**Task statement**. Could you repeat every entry below word for word, leaving out the pictures?

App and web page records
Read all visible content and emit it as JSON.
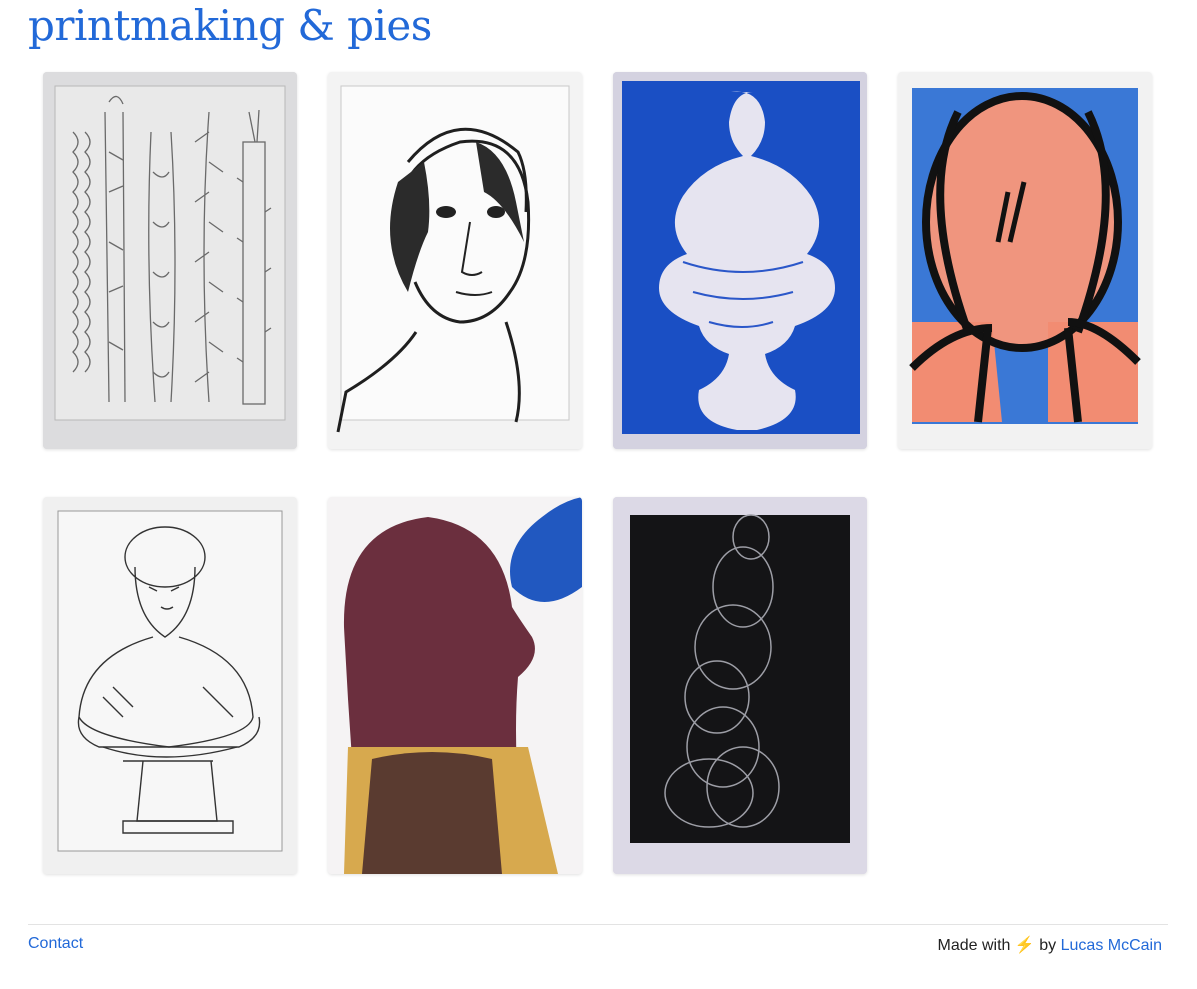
{
  "site": {
    "title": "printmaking & pies"
  },
  "gallery": {
    "items": [
      {
        "subject": "botanical-stalks-etching",
        "palette": "grey"
      },
      {
        "subject": "woman-portrait-etching",
        "palette": "black-white"
      },
      {
        "subject": "blue-bust-aquatint",
        "palette": "blue"
      },
      {
        "subject": "orange-figure-print",
        "palette": "orange-blue-black"
      },
      {
        "subject": "classical-bust-etching",
        "palette": "grey"
      },
      {
        "subject": "maroon-head-monoprint",
        "palette": "maroon-ochre-blue"
      },
      {
        "subject": "black-circles-print",
        "palette": "black"
      }
    ]
  },
  "footer": {
    "contact_label": "Contact",
    "made_with_label": "Made with",
    "bolt_icon": "⚡",
    "by_label": "by",
    "author_name": "Lucas McCain"
  },
  "colors": {
    "accent": "#2269d8",
    "bolt": "#f5b400"
  }
}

**Answer below**.
Read all visible content and emit it as JSON.
{
  "site": {
    "title": "printmaking & pies"
  },
  "gallery": {
    "items": [
      {
        "subject": "botanical-stalks-etching",
        "palette": "grey"
      },
      {
        "subject": "woman-portrait-etching",
        "palette": "black-white"
      },
      {
        "subject": "blue-bust-aquatint",
        "palette": "blue"
      },
      {
        "subject": "orange-figure-print",
        "palette": "orange-blue-black"
      },
      {
        "subject": "classical-bust-etching",
        "palette": "grey"
      },
      {
        "subject": "maroon-head-monoprint",
        "palette": "maroon-ochre-blue"
      },
      {
        "subject": "black-circles-print",
        "palette": "black"
      }
    ]
  },
  "footer": {
    "contact_label": "Contact",
    "made_with_label": "Made with",
    "bolt_icon": "⚡",
    "by_label": "by",
    "author_name": "Lucas McCain"
  },
  "colors": {
    "accent": "#2269d8",
    "bolt": "#f5b400"
  }
}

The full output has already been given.